Engineer in computer science for microscopy at the Interdisciplinary Institute for Neuroscience (IINS, UMR 5297CNRS), Bordeaux
Team: Quantitative Imaging of the Cell
Type of contract: 12 months, renewable, full time
B.S. /M.S. in a computer science, bioinformatics or biotechnology with 1 to 3 years of work experience
Salary: commensurate with experience
We are searching a motivated engineer to create and expand on existing software solutions dedicated to biologists’ needs
for the acquisition and analysis of High Content Screening (HCS) experiments on super-resolution optical microscopes.
Under the responsibility of the project leader and in close collaboration with the biology and bioinformatics teams, he/she
- Develop the software and graphical user interface for the acquisition (screening) and create a database from
super-resolution microscopic image analysis (localizations, tracking, …)
- Implement new classification methods and evaluate them on biological data.
Language: Visual Basic .NET, C/C++, Python. Optional : Matlab, Java, R.
Database IT, SQL.
Knowledge of fundamentals of microscopy (Experience with Metamorph is a plus).
Excellent communication skills, openness, and ability to collaborate in an interdisciplinary environment.
The “Quantitative Imaging of the Cell” team develops novel imaging techniques to better understand the living cell activity
at high spatial and temporal resolutions, in a high throughput context. Three main research area are investigated:
- Novel instruments for high-resolution microscopy of living samples, focusing on the development of new
instruments for Single Molecule Tracking by Photo-Activation Localization Microscopy (SPT-PALM), Local
Photoperturbation Microscopy (FRAP/PA), 3D imaging of thick biological specimens (Multi-photon Imaging) and
Structure Illumination microscopy (SIM, Compress Sensing).
Analytical tools for object segmentation, tracking and visualization using CPU and GPU.
High Content Screening Microscopy to quantify the dynamics of active proteins within the living cells, using super-
resolution microscopy and micropatterning/microfluidics to control cell geometry and their local chemical

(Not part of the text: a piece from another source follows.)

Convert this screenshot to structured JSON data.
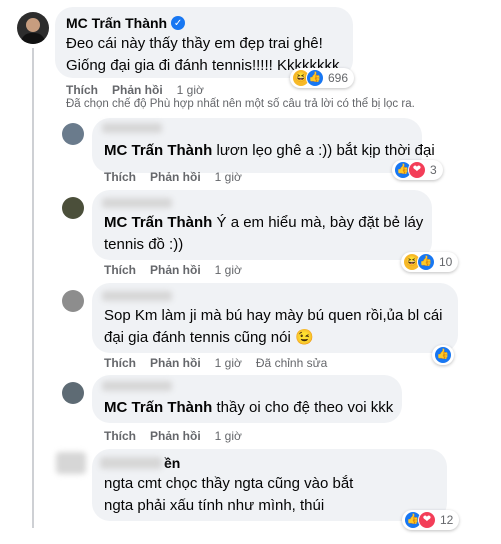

The team works in close collaboration with the Bordeaux Bioinformatics Center (CBiB) and some industrial partners
Jean-Baptiste Sibarita: email@example.com